Every year, we receive dozens of questions from people curious about why we call next week’s holiday “George Washington’s Day” instead of “President’s Day.”
And this year is no different — we’ve received plenty of questions about why.
Here’s the scoop:
- Until 1971, both Feb. 12 and Feb. 22 were observed as federal public holidays to honor the birthdays of Abraham Lincoln (Feb. 12) and George Washington (Feb. 22).
- In 1971, one single federal public holiday was created to be observed on the third Monday of February, honoring all past presidents of the United States of America.
- The Commonwealth of Virginia recognizes and deems the third Monday in February as George Washington Day to honor George Washington. Given that George Washington was one of the most preeminent people instrumental in the formation of the United States, given that George Washington is honored by Virginia law, given that Fairfax County is a political subdivision of Virginia, and given that George Washington was a resident and public official of Fairfax County, the state and county refer to the third Monday in February as George Washington’s Day.
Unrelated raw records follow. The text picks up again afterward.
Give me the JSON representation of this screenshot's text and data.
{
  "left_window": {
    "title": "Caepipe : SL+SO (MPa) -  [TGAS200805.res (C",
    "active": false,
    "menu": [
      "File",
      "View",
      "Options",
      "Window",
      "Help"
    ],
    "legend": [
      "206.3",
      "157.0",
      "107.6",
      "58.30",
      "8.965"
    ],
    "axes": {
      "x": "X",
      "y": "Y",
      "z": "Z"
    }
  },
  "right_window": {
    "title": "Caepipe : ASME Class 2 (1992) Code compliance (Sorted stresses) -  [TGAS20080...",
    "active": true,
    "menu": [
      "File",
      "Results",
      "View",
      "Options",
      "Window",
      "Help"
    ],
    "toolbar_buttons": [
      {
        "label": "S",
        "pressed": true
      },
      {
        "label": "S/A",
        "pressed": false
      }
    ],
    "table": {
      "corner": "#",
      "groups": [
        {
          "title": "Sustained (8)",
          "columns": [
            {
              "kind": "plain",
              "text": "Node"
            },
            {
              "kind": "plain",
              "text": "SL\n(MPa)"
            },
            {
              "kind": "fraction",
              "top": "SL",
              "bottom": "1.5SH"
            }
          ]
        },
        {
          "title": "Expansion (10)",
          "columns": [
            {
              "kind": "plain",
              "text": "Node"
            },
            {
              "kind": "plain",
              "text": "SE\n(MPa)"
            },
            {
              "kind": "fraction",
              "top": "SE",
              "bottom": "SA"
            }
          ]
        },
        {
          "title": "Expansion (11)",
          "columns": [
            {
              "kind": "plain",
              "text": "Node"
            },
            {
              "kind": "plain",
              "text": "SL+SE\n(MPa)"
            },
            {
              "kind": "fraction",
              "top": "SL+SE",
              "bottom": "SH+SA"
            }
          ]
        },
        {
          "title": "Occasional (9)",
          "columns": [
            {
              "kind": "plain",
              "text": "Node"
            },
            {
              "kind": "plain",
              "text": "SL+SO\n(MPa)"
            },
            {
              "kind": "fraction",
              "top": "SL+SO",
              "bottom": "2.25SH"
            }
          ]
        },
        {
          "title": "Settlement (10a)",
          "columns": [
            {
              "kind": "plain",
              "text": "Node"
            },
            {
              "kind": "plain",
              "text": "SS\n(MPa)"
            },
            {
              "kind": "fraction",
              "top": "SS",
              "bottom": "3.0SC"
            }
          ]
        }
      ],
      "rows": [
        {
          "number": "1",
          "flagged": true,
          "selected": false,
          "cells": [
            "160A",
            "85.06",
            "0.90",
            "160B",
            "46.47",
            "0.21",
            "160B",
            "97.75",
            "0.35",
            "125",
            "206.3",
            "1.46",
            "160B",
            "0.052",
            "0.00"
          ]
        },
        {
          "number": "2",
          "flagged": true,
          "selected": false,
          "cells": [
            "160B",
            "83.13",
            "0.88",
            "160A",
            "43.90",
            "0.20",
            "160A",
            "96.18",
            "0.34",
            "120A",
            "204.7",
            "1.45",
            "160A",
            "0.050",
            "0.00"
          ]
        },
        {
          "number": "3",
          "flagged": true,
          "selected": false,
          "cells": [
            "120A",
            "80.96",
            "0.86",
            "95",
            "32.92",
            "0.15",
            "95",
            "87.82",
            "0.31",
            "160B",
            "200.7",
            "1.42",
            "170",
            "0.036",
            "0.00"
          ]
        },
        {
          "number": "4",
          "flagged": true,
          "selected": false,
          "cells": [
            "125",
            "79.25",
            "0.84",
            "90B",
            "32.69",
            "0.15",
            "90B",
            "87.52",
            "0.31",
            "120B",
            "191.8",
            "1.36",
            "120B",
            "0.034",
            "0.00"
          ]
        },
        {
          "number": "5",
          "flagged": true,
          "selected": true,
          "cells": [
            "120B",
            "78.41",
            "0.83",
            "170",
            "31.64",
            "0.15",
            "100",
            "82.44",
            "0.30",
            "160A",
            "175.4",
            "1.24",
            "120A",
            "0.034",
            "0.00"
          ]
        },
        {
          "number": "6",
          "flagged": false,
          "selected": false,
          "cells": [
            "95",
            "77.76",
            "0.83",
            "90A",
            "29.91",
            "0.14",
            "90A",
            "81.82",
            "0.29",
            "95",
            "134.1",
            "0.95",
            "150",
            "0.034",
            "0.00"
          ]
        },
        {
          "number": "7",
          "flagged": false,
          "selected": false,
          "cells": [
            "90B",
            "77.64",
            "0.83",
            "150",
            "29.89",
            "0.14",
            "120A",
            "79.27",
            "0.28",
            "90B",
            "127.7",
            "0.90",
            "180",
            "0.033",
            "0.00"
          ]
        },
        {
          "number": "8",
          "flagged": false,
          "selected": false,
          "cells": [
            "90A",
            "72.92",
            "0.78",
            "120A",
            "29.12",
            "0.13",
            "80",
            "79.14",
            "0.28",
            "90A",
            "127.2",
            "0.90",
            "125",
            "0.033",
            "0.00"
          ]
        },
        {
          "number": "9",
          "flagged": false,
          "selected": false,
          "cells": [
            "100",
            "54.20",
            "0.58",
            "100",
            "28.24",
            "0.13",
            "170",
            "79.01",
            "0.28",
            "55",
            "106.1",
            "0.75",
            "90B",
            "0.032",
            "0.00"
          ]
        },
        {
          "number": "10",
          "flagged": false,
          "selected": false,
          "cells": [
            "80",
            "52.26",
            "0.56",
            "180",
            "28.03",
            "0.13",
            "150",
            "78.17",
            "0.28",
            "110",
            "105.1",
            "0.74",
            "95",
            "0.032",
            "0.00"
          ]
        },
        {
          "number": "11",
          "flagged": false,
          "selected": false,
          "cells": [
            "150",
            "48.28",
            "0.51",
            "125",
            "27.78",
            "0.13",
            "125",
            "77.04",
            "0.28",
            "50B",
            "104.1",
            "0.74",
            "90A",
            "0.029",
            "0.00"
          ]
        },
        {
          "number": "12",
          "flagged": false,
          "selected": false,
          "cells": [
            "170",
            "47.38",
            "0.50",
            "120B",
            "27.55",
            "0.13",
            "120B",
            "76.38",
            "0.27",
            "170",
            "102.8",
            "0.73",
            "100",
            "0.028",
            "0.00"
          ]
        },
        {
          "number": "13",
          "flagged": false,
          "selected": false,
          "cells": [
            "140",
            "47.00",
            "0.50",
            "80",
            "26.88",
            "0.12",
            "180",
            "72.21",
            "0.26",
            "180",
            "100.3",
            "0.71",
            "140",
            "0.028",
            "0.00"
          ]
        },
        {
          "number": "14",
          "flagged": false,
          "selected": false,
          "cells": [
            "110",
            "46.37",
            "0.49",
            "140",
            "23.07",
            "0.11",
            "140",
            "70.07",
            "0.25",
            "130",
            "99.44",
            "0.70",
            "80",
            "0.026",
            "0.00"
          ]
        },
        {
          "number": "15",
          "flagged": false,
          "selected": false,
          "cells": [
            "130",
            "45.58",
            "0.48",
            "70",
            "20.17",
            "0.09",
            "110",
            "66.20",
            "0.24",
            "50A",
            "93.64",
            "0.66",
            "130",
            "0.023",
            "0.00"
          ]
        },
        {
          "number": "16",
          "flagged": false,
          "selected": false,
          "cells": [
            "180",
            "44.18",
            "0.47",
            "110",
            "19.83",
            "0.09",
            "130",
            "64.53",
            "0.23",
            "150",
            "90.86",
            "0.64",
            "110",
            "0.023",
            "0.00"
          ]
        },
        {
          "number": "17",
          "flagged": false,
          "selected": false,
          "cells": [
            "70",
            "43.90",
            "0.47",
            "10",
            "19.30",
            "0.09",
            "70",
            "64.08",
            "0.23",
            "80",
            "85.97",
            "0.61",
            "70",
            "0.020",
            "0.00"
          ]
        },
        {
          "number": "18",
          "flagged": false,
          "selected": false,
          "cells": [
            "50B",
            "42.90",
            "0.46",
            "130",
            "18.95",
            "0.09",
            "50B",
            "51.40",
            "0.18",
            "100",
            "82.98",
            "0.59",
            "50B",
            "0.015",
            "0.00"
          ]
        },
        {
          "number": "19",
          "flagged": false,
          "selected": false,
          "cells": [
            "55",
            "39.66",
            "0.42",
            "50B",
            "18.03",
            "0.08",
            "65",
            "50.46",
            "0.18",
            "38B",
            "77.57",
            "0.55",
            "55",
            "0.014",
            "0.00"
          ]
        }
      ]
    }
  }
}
- Virginia Code § 2.2-3300 sets forth the legal holidays that are recognized by the Commonwealth of Virginia.